- Work item:
Go through the records below and restate each one word for word.

- Study material:
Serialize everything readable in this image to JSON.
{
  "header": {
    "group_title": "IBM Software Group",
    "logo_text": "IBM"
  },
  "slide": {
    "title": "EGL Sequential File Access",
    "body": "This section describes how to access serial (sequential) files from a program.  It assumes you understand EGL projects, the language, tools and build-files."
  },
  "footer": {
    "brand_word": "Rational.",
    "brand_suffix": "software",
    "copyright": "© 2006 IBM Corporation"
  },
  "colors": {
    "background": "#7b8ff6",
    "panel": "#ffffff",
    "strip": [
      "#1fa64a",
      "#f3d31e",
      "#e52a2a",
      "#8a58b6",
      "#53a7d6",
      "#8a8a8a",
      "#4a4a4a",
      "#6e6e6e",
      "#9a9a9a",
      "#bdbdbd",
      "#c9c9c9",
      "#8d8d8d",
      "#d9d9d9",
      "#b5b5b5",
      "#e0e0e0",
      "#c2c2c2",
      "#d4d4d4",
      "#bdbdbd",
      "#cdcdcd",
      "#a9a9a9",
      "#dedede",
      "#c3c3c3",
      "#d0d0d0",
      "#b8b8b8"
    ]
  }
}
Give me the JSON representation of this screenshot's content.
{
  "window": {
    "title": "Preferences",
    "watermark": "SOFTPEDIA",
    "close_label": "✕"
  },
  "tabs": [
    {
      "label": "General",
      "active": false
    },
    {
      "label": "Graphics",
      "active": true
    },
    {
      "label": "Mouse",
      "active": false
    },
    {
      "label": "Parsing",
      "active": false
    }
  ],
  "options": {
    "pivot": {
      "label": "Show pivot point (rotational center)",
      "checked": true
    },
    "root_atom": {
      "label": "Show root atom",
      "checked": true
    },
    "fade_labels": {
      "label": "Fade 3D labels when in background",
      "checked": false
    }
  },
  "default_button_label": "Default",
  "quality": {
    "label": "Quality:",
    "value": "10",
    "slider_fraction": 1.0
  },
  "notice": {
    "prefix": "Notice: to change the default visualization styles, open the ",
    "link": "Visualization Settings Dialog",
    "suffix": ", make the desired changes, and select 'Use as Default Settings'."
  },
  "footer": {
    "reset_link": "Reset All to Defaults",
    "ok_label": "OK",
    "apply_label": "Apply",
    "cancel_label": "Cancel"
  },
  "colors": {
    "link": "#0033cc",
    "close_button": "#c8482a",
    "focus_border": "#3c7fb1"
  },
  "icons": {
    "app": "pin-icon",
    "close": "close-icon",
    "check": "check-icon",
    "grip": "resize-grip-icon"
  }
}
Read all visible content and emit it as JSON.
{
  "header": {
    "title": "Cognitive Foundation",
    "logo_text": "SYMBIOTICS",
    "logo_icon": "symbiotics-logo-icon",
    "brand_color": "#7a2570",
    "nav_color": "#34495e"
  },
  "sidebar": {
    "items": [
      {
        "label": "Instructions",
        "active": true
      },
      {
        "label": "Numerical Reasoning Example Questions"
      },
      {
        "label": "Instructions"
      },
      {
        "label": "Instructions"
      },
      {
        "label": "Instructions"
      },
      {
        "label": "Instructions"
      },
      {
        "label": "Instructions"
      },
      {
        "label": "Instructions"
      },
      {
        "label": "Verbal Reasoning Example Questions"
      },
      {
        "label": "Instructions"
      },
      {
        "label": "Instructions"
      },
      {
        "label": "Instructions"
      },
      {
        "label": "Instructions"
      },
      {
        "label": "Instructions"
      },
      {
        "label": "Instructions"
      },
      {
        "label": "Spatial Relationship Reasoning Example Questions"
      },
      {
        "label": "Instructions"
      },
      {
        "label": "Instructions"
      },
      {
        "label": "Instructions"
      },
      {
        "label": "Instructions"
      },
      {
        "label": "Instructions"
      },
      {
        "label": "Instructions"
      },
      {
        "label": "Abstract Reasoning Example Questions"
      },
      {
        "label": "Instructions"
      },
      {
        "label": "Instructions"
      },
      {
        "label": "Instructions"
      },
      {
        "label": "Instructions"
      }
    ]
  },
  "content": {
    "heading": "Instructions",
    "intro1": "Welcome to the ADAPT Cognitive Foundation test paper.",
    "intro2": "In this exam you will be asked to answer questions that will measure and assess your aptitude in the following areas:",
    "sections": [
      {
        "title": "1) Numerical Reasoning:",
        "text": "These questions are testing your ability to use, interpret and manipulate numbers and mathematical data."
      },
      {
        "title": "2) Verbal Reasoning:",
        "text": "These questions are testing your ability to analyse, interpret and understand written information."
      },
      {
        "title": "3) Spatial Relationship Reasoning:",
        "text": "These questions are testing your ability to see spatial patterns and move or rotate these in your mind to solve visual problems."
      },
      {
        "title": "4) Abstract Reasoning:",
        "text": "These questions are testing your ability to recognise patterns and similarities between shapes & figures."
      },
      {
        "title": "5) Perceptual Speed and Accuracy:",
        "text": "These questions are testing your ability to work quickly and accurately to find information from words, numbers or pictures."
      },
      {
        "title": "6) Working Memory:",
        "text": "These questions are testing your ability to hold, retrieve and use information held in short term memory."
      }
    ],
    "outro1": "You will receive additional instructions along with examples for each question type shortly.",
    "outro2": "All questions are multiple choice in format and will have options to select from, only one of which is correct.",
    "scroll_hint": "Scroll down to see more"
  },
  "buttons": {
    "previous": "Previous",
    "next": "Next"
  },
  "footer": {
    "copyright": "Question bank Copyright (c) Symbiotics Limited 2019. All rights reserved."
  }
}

- Result for this task:
Serialize everything readable in this image to JSON.
{
  "header": {
    "group_title": "IBM Software Group",
    "logo_text": "IBM"
  },
  "slide": {
    "title": "EGL Sequential File Access",
    "body": "This section describes how to access serial (sequential) files from a program.  It assumes you understand EGL projects, the language, tools and build-files."
  },
  "footer": {
    "brand_word": "Rational.",
    "brand_suffix": "software",
    "copyright": "© 2006 IBM Corporation"
  },
  "colors": {
    "background": "#7b8ff6",
    "panel": "#ffffff",
    "strip": [
      "#1fa64a",
      "#f3d31e",
      "#e52a2a",
      "#8a58b6",
      "#53a7d6",
      "#8a8a8a",
      "#4a4a4a",
      "#6e6e6e",
      "#9a9a9a",
      "#bdbdbd",
      "#c9c9c9",
      "#8d8d8d",
      "#d9d9d9",
      "#b5b5b5",
      "#e0e0e0",
      "#c2c2c2",
      "#d4d4d4",
      "#bdbdbd",
      "#cdcdcd",
      "#a9a9a9",
      "#dedede",
      "#c3c3c3",
      "#d0d0d0",
      "#b8b8b8"
    ]
  }
}
Give me the JSON representation of this screenshot's content.
{
  "window": {
    "title": "Preferences",
    "watermark": "SOFTPEDIA",
    "close_label": "✕"
  },
  "tabs": [
    {
      "label": "General",
      "active": false
    },
    {
      "label": "Graphics",
      "active": true
    },
    {
      "label": "Mouse",
      "active": false
    },
    {
      "label": "Parsing",
      "active": false
    }
  ],
  "options": {
    "pivot": {
      "label": "Show pivot point (rotational center)",
      "checked": true
    },
    "root_atom": {
      "label": "Show root atom",
      "checked": true
    },
    "fade_labels": {
      "label": "Fade 3D labels when in background",
      "checked": false
    }
  },
  "default_button_label": "Default",
  "quality": {
    "label": "Quality:",
    "value": "10",
    "slider_fraction": 1.0
  },
  "notice": {
    "prefix": "Notice: to change the default visualization styles, open the ",
    "link": "Visualization Settings Dialog",
    "suffix": ", make the desired changes, and select 'Use as Default Settings'."
  },
  "footer": {
    "reset_link": "Reset All to Defaults",
    "ok_label": "OK",
    "apply_label": "Apply",
    "cancel_label": "Cancel"
  },
  "colors": {
    "link": "#0033cc",
    "close_button": "#c8482a",
    "focus_border": "#3c7fb1"
  },
  "icons": {
    "app": "pin-icon",
    "close": "close-icon",
    "check": "check-icon",
    "grip": "resize-grip-icon"
  }
}
Read all visible content and emit it as JSON.
{
  "header": {
    "title": "Cognitive Foundation",
    "logo_text": "SYMBIOTICS",
    "logo_icon": "symbiotics-logo-icon",
    "brand_color": "#7a2570",
    "nav_color": "#34495e"
  },
  "sidebar": {
    "items": [
      {
        "label": "Instructions",
        "active": true
      },
      {
        "label": "Numerical Reasoning Example Questions"
      },
      {
        "label": "Instructions"
      },
      {
        "label": "Instructions"
      },
      {
        "label": "Instructions"
      },
      {
        "label": "Instructions"
      },
      {
        "label": "Instructions"
      },
      {
        "label": "Instructions"
      },
      {
        "label": "Verbal Reasoning Example Questions"
      },
      {
        "label": "Instructions"
      },
      {
        "label": "Instructions"
      },
      {
        "label": "Instructions"
      },
      {
        "label": "Instructions"
      },
      {
        "label": "Instructions"
      },
      {
        "label": "Instructions"
      },
      {
        "label": "Spatial Relationship Reasoning Example Questions"
      },
      {
        "label": "Instructions"
      },
      {
        "label": "Instructions"
      },
      {
        "label": "Instructions"
      },
      {
        "label": "Instructions"
      },
      {
        "label": "Instructions"
      },
      {
        "label": "Instructions"
      },
      {
        "label": "Abstract Reasoning Example Questions"
      },
      {
        "label": "Instructions"
      },
      {
        "label": "Instructions"
      },
      {
        "label": "Instructions"
      },
      {
        "label": "Instructions"
      }
    ]
  },
  "content": {
    "heading": "Instructions",
    "intro1": "Welcome to the ADAPT Cognitive Foundation test paper.",
    "intro2": "In this exam you will be asked to answer questions that will measure and assess your aptitude in the following areas:",
    "sections": [
      {
        "title": "1) Numerical Reasoning:",
        "text": "These questions are testing your ability to use, interpret and manipulate numbers and mathematical data."
      },
      {
        "title": "2) Verbal Reasoning:",
        "text": "These questions are testing your ability to analyse, interpret and understand written information."
      },
      {
        "title": "3) Spatial Relationship Reasoning:",
        "text": "These questions are testing your ability to see spatial patterns and move or rotate these in your mind to solve visual problems."
      },
      {
        "title": "4) Abstract Reasoning:",
        "text": "These questions are testing your ability to recognise patterns and similarities between shapes & figures."
      },
      {
        "title": "5) Perceptual Speed and Accuracy:",
        "text": "These questions are testing your ability to work quickly and accurately to find information from words, numbers or pictures."
      },
      {
        "title": "6) Working Memory:",
        "text": "These questions are testing your ability to hold, retrieve and use information held in short term memory."
      }
    ],
    "outro1": "You will receive additional instructions along with examples for each question type shortly.",
    "outro2": "All questions are multiple choice in format and will have options to select from, only one of which is correct.",
    "scroll_hint": "Scroll down to see more"
  },
  "buttons": {
    "previous": "Previous",
    "next": "Next"
  },
  "footer": {
    "copyright": "Question bank Copyright (c) Symbiotics Limited 2019. All rights reserved."
  }
}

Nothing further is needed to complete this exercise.